Here’s the tricky part of Arches…you have to have reservations to enter the park between 7AM and 4 PM if you’re visiting the park between April and October. And when it’s the busy season, they’re pretty strict about holding you to your reservations. 

For lunch, you could either pack a picnic lunch in the morning before you leave Moab and head out to Canyonlands, or you could head into Moab for lunch after you finish at Canyonlands. It’s only about a 10 minute drive from Moab to the entrance at Arches. 

There are a lot of good restaurants in Moab and there’s even an entire food truck park if you want something quick.  

As far as restaurants go, I had good meals at Spoke on Center, Trailhead, and Spitfire BBQ. 

I would make reservations to enter Arches National park between 1PM and 2PM. 

The BIG MUST DO in Arches National Park is hiking to the Delicate Arch. It’s the most famous arch in the park (also on the Utah license plate) and it’s so iconic. 

It’s a pretty strenuous 3 mile hike and the absolute best time to do it is near sunset. So you’ll want to pace yourself so that you’ve done everything else in the park besides Delicate Arch about an hour and half before sunset. 

The 36 mile road through Arches National Park is VERY SCENIC. You can see sooooo much just from the car. 

Besides Delicate Arch, there are three big spots you’re going to want to stop at:

The Windows

There’s a large parking lot here and probably the best concentration of arches in the park. The North Window is such a great spot for a photo plus the famous Double Arch is in the area. 

There’s a 0.6 mile trail that takes you closer to the different arches, but it’s more like a heavily trafficked walking path from the parking lot. 

Devils Garden for Landscape Arch

This 7.8 mile loop hike takes you past at least 8 different arches. But you at least need to do the first 0.9 miles to Landscape Arch and back. This super thin arch is probably the most famous arch in the park besides Delicate Arch. 

And it has a cool history too. The arch as you see it was formed as recently as the 90s when a lot of rock fell away and revealed what’s left. You can read about it on a plaque at the bottom. 

Sand Dune Arch

The arch here isn’t as impressive as some, but I really loved this short hike back through what almost feels like a slot canyon. 

Delicate Arch

So, you want to time your hike up to see the Delicate Arch about 1.5 hours or so before sunset. 

When you turn off on the road to Delicate Arch, there’s a parking lot for the trailhead, and you can also drive a bit further and park at a viewpoint for the arch.

If you’re not able to hike to the arch, you’ll definitely want to go to the viewpoint, but don’t skip this hike if you’re at all able. 

From the viewpoint parking lot, you can see the arch but it’s about a mile away. You can climb up a bit higher and walk out along some rocks to get a better view, but it’s still pretty far. 

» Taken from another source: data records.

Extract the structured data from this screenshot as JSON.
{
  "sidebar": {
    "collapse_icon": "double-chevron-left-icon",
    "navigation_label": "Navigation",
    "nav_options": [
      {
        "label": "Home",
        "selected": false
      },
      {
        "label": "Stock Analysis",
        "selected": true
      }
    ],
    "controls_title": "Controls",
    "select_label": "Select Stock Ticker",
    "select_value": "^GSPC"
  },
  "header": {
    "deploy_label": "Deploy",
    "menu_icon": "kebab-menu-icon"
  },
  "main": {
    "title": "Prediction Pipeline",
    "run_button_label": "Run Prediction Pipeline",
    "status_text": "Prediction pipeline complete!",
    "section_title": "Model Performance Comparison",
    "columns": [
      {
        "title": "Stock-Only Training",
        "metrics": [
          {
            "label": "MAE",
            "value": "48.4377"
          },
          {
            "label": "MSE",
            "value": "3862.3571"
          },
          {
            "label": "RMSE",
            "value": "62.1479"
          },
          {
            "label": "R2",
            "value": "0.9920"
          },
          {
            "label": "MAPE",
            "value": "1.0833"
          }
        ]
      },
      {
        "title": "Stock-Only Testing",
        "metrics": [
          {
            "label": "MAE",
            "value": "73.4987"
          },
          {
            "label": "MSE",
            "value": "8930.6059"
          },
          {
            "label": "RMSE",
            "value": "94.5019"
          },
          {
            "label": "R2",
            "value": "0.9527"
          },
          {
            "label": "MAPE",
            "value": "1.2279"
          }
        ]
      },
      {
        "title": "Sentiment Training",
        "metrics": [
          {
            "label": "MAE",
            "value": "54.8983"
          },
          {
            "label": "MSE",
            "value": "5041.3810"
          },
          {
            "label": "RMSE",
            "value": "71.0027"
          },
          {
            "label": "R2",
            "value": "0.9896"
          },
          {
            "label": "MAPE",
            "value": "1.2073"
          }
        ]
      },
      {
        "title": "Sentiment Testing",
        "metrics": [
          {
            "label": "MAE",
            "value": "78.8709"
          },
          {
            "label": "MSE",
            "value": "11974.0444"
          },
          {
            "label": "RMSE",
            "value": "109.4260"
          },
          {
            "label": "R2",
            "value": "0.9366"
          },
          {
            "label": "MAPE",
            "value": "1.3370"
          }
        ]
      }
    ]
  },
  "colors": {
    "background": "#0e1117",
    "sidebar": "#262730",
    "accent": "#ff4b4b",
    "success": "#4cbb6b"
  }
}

From the trailhead, it took about 40 minutes to climb up to Delicate Arch and it’s a pretty steep hike. 

The first and last part of the trail are an actual trail, but the middle part (the steep part), you’re climbing up a super steep and smooth rock face. 

From the bottom it looks insane, but once you’re on it, it’s pretty doable, but definitely steep. 

There is a short stretch when you get close to the arch that has a big drop off, but it’s 5-6 feet wide. I have a pretty moderate fear of heights, but it didn’t bother me at all. 

The arch really is incredible. As the sun sets, it casts a really pretty glow on the rocks and it’s definitely worth coming at this time of day to see. 

We spent about 30 minutes or so at the arch (people kind of sit around the little amphitheater and just hang out) and then we started back down the trail about 10-15 minutes before the official sunset (it had almost dropped behind the rocks at this point). 

We had high powered headlamps, but I really wanted to avoid having to do the super steep ascent in the dark. We ended up making it down to the parking lot just as it was getting dark. 

And that’s how I would do Canyonlands AND Arches National Park in ONE DAY!